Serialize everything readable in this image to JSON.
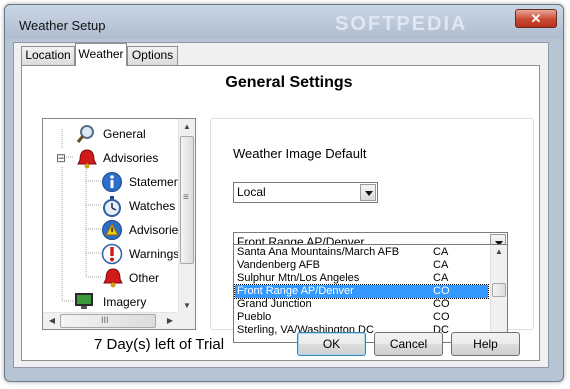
{
  "window": {
    "title": "Weather Setup",
    "watermark": "SOFTPEDIA",
    "close_glyph": "✕"
  },
  "tabs": [
    {
      "label": "Location",
      "active": false
    },
    {
      "label": "Weather",
      "active": true
    },
    {
      "label": "Options",
      "active": false
    }
  ],
  "panel": {
    "heading": "General Settings"
  },
  "tree": {
    "items": [
      {
        "label": "General",
        "icon": "magnifier-icon",
        "expander": ""
      },
      {
        "label": "Advisories",
        "icon": "bell-icon",
        "expander": "⊟"
      },
      {
        "label": "Statemen",
        "icon": "info-icon",
        "expander": ""
      },
      {
        "label": "Watches",
        "icon": "stopwatch-icon",
        "expander": ""
      },
      {
        "label": "Advisories",
        "icon": "warning-triangle-icon",
        "expander": ""
      },
      {
        "label": "Warnings",
        "icon": "exclamation-icon",
        "expander": ""
      },
      {
        "label": "Other",
        "icon": "bell-icon",
        "expander": ""
      },
      {
        "label": "Imagery",
        "icon": "monitor-icon",
        "expander": "⊟"
      }
    ],
    "hscroll_grip": "III",
    "vscroll_grip": "≡"
  },
  "weather_image": {
    "label": "Weather Image Default",
    "type_select": {
      "value": "Local"
    },
    "station_select": {
      "value": "Front Range AP/Denver"
    },
    "stations": [
      {
        "name": "Santa Ana Mountains/March AFB",
        "state": "CA",
        "selected": false
      },
      {
        "name": "Vandenberg AFB",
        "state": "CA",
        "selected": false
      },
      {
        "name": "Sulphur Mtn/Los Angeles",
        "state": "CA",
        "selected": false
      },
      {
        "name": "Front Range AP/Denver",
        "state": "CO",
        "selected": true
      },
      {
        "name": "Grand Junction",
        "state": "CO",
        "selected": false
      },
      {
        "name": "Pueblo",
        "state": "CO",
        "selected": false
      },
      {
        "name": "Sterling, VA/Washington DC",
        "state": "DC",
        "selected": false
      }
    ]
  },
  "footer": {
    "trial_text": "7 Day(s) left of Trial",
    "ok_label": "OK",
    "cancel_label": "Cancel",
    "help_label": "Help"
  },
  "colors": {
    "selection": "#3399ff",
    "frame": "#b7c4d3",
    "close": "#c94a32"
  }
}
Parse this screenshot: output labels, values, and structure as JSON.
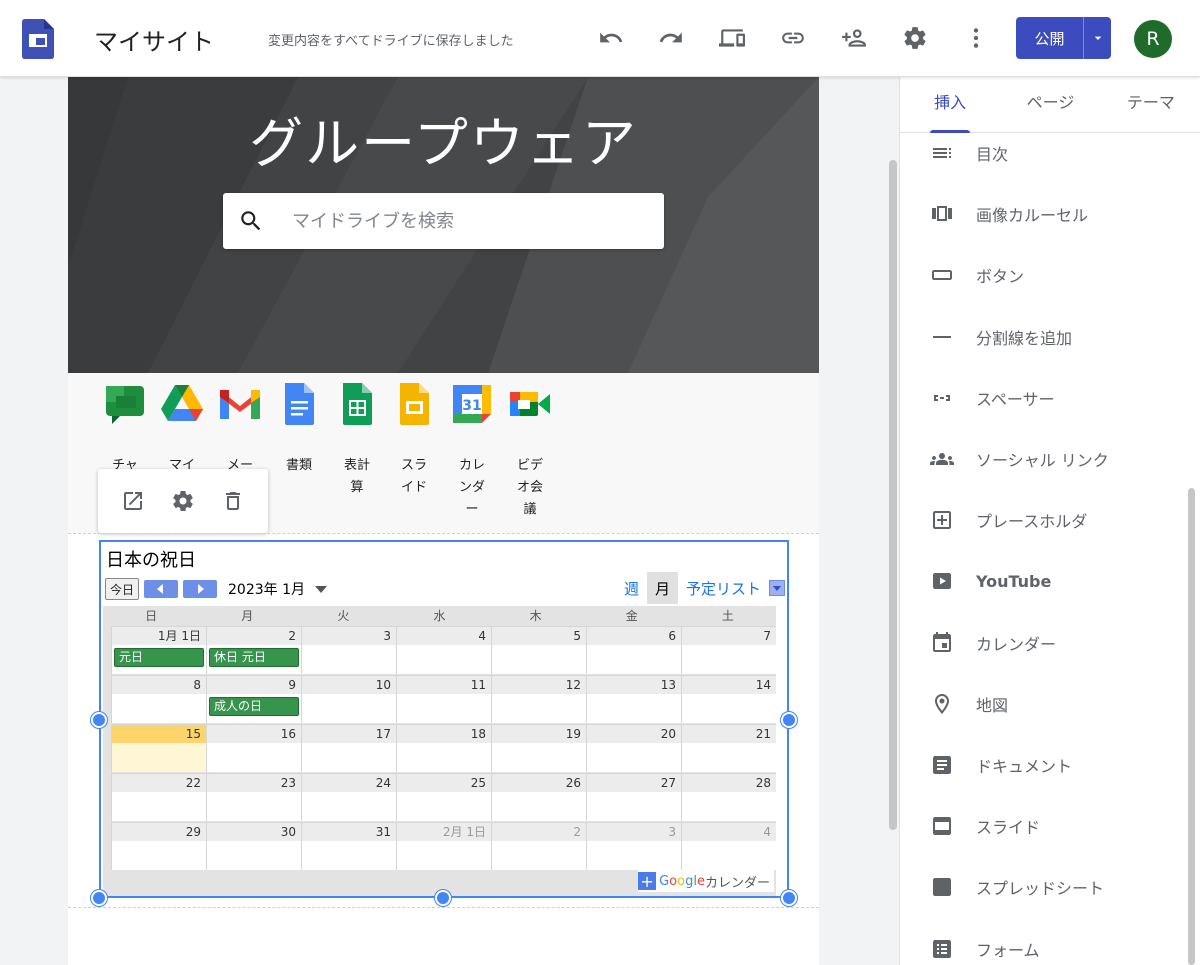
{
  "header": {
    "site_title": "マイサイト",
    "save_status": "変更内容をすべてドライブに保存しました",
    "publish_label": "公開",
    "avatar_initial": "R",
    "icons": [
      "undo-icon",
      "redo-icon",
      "preview-devices-icon",
      "link-icon",
      "share-add-person-icon",
      "settings-gear-icon",
      "more-vert-icon"
    ]
  },
  "hero": {
    "title": "グループウェア",
    "search_placeholder": "マイドライブを検索"
  },
  "apps": [
    {
      "label": "チャ",
      "icon": "google-chat-icon"
    },
    {
      "label": "マイ",
      "icon": "google-drive-icon"
    },
    {
      "label": "メー",
      "icon": "gmail-icon"
    },
    {
      "label": "書類",
      "icon": "google-docs-icon"
    },
    {
      "label": "表計算",
      "icon": "google-sheets-icon"
    },
    {
      "label": "スライド",
      "icon": "google-slides-icon"
    },
    {
      "label": "カレンダー",
      "icon": "google-calendar-icon"
    },
    {
      "label": "ビデオ会議",
      "icon": "google-meet-icon"
    }
  ],
  "float_tools": [
    "open-in-new-icon",
    "gear-icon",
    "trash-icon"
  ],
  "calendar": {
    "title": "日本の祝日",
    "today_label": "今日",
    "month_label": "2023年 1月",
    "views": {
      "week": "週",
      "month": "月",
      "agenda": "予定リスト"
    },
    "weekdays": [
      "日",
      "月",
      "火",
      "水",
      "木",
      "金",
      "土"
    ],
    "weeks": [
      {
        "days": [
          "1月 1日",
          "2",
          "3",
          "4",
          "5",
          "6",
          "7"
        ],
        "events": [
          {
            "col": 0,
            "text": "元日"
          },
          {
            "col": 1,
            "text": "休日 元日"
          }
        ]
      },
      {
        "days": [
          "8",
          "9",
          "10",
          "11",
          "12",
          "13",
          "14"
        ],
        "events": [
          {
            "col": 1,
            "text": "成人の日"
          }
        ]
      },
      {
        "days": [
          "15",
          "16",
          "17",
          "18",
          "19",
          "20",
          "21"
        ],
        "events": [],
        "today_col": 0
      },
      {
        "days": [
          "22",
          "23",
          "24",
          "25",
          "26",
          "27",
          "28"
        ],
        "events": []
      },
      {
        "days": [
          "29",
          "30",
          "31",
          "2月 1日",
          "2",
          "3",
          "4"
        ],
        "events": [],
        "other_from": 3
      }
    ],
    "badge_google": "Google",
    "badge_text": "カレンダー"
  },
  "panel": {
    "tabs": [
      "挿入",
      "ページ",
      "テーマ"
    ],
    "active_tab": "挿入",
    "items": [
      {
        "label": "目次",
        "icon": "table-of-contents-icon"
      },
      {
        "label": "画像カルーセル",
        "icon": "image-carousel-icon"
      },
      {
        "label": "ボタン",
        "icon": "button-icon"
      },
      {
        "label": "分割線を追加",
        "icon": "divider-icon"
      },
      {
        "label": "スペーサー",
        "icon": "spacer-icon"
      },
      {
        "label": "ソーシャル リンク",
        "icon": "social-people-icon"
      },
      {
        "label": "プレースホルダ",
        "icon": "placeholder-add-icon"
      },
      {
        "label": "YouTube",
        "icon": "youtube-icon"
      },
      {
        "label": "カレンダー",
        "icon": "calendar-icon"
      },
      {
        "label": "地図",
        "icon": "map-pin-icon"
      },
      {
        "label": "ドキュメント",
        "icon": "document-icon"
      },
      {
        "label": "スライド",
        "icon": "slides-icon"
      },
      {
        "label": "スプレッドシート",
        "icon": "spreadsheet-icon"
      },
      {
        "label": "フォーム",
        "icon": "form-icon"
      }
    ]
  },
  "colors": {
    "accent": "#3c4bbd",
    "selection": "#4285f4",
    "event_green": "#36944d",
    "today_yellow": "#fbd56b"
  }
}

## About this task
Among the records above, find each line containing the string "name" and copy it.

## The completed task
        "name": "Santa Ana Mountains/March AFB",
        "name": "Vandenberg AFB",
        "name": "Sulphur Mtn/Los Angeles",
        "name": "Front Range AP/Denver",
        "name": "Grand Junction",
        "name": "Pueblo",
        "name": "Sterling, VA/Washington DC",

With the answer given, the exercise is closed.